STOCKS: Alibaba Dumped By Softbank, Lenovo by Google

Bottom line: New sales of Alibaba and Lenovo shares by big stakeholders partly reflect disappointment in each stock’s performance by the seller, as both companies face issues that could stunt their medium-term growth.

Big stakeholders sell Alibaba, Lenovo shares

The folks at e-commerce giant Alibaba (NYSE: BABA) and PC leader Lenovo (HKEx: 992) are licking their wounds today, after each was dumped by a major major shareholder. In the first case longtime backer SoftBank has just sold off a big chunk of its Alibaba holdings, raising a hefty $7.9 billion in the process. The second deal has Internet giant Google (Nasdaq: GOOG) looking to sell about $200 million worth of Lenovo stock. Alibaba and SoftBank are trying to put a positive spin on their development, but the bottom line is that both Alibaba and Lenovo stock have become disappointments recently for all investors. Read Full Post…

CELLPHONES: Stubborn Lenovo Clings to Broken Motorola Name

Bottom line: Lenovo’s decision to tweak the Motorola name is a desperate move to revive the brand, and only postpones an inevitable write-off the company will need to make for the failed acquisition.

Lenovo tweaks Motorola name

In a move that smells of desperation, struggling smartphone maker Lenovo (HEx: 992) has decided to tweak its Motorola brand name whose sales have tanked since being acquired by the Chinese company in 2014. The move will see Lenovo retire the formal Motorola name and simply refer to the brand by its shorter and trendier Moto moniker. More precisely, the brand will become known as Moto by Lenovo.

This particular move isn’t so significant from a financial perspective, since Lenovo isn’t ready yet to ditch the iconic but faded US brand it acquired for nearly $3 billion in 2014. But the reality is that Motorola lost its trend-setting image long ago, and Lenovo’s attempts to reclaim the brand’s luminary past have been a resounding failure. Read Full Post…

SMARTPHONES: 2015 Graces Huawei, Punishes Lenovo

Bottom line: Huawei is likely to consolidate its position as China’s top smartphone brand this year, while Lenovo and Samsung could regain some market share as each mounts aggressive turnaround campaigns.

Huawei takes China smartphone crown
Huawei takes China smartphone crown

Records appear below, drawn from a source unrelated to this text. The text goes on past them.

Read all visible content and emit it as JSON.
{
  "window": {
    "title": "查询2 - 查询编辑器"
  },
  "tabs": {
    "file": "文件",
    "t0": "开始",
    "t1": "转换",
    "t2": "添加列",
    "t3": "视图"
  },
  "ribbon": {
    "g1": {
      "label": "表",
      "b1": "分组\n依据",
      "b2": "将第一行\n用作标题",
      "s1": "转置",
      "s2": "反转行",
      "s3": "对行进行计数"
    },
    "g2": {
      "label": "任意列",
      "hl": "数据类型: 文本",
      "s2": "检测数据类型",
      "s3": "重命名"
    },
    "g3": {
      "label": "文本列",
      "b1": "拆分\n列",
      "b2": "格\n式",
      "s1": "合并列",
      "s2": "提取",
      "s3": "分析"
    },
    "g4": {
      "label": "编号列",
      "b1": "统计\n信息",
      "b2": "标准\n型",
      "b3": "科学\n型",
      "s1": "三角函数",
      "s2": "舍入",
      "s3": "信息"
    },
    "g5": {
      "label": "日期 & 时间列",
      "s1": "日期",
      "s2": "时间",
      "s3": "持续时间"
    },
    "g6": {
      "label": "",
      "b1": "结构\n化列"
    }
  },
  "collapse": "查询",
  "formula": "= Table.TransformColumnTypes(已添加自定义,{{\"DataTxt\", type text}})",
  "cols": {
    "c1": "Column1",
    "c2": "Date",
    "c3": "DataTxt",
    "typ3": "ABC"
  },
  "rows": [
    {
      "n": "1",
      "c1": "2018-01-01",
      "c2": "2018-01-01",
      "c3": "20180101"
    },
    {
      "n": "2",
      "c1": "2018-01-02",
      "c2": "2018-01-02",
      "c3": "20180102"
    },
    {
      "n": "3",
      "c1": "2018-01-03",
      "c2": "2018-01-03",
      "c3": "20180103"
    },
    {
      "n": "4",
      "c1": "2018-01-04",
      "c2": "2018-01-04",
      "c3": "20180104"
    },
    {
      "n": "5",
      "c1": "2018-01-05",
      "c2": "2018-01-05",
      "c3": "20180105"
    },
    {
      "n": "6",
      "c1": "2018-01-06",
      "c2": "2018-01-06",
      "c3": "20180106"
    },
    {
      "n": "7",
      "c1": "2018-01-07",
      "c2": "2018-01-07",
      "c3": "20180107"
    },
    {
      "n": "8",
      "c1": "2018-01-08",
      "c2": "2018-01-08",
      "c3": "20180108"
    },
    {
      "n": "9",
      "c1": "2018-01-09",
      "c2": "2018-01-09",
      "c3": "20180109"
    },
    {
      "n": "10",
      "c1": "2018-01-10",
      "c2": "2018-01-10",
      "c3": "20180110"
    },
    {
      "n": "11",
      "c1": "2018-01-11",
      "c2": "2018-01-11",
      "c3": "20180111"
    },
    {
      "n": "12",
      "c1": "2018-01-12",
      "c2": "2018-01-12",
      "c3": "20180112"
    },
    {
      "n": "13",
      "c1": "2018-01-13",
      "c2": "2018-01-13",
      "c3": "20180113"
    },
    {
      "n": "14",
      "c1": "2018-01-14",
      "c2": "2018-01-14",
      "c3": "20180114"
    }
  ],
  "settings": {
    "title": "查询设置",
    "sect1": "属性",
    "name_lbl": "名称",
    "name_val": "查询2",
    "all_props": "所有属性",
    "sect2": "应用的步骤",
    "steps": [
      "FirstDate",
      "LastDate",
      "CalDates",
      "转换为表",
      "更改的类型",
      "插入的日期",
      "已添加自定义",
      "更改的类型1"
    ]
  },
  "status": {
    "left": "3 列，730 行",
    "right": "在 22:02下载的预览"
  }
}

A year is almost like an eternity in the fast-moving smartphone world, and nowhere is that reality more on display than in the latest quarterly data on China’s cut-throat market. In the smartphone history books, 2015 will go down as the year that saw Huawei surge to become China’s largest player, with smaller homegrown brands Vivo and Oppo also making impressive gains. On the other side of the aisle, the year is one that former high-flyers Samsung (Seoul: 005930) and especially Lenovo (HKEx: 992) would rather forget, as both plunged out of the nation’s top 5 brands.

Smartphones are an extremely big business due to their high prices, a fact that has drawn numerous companies to the space and created intense competition in China. But constant changes to technology, combined with increasing commoditization due to the dominance of the free Android operating system, means that unknown companies can quickly rise to become major players. Similarly, a winner one year can quickly stumble to become a loser the next. Read Full Post…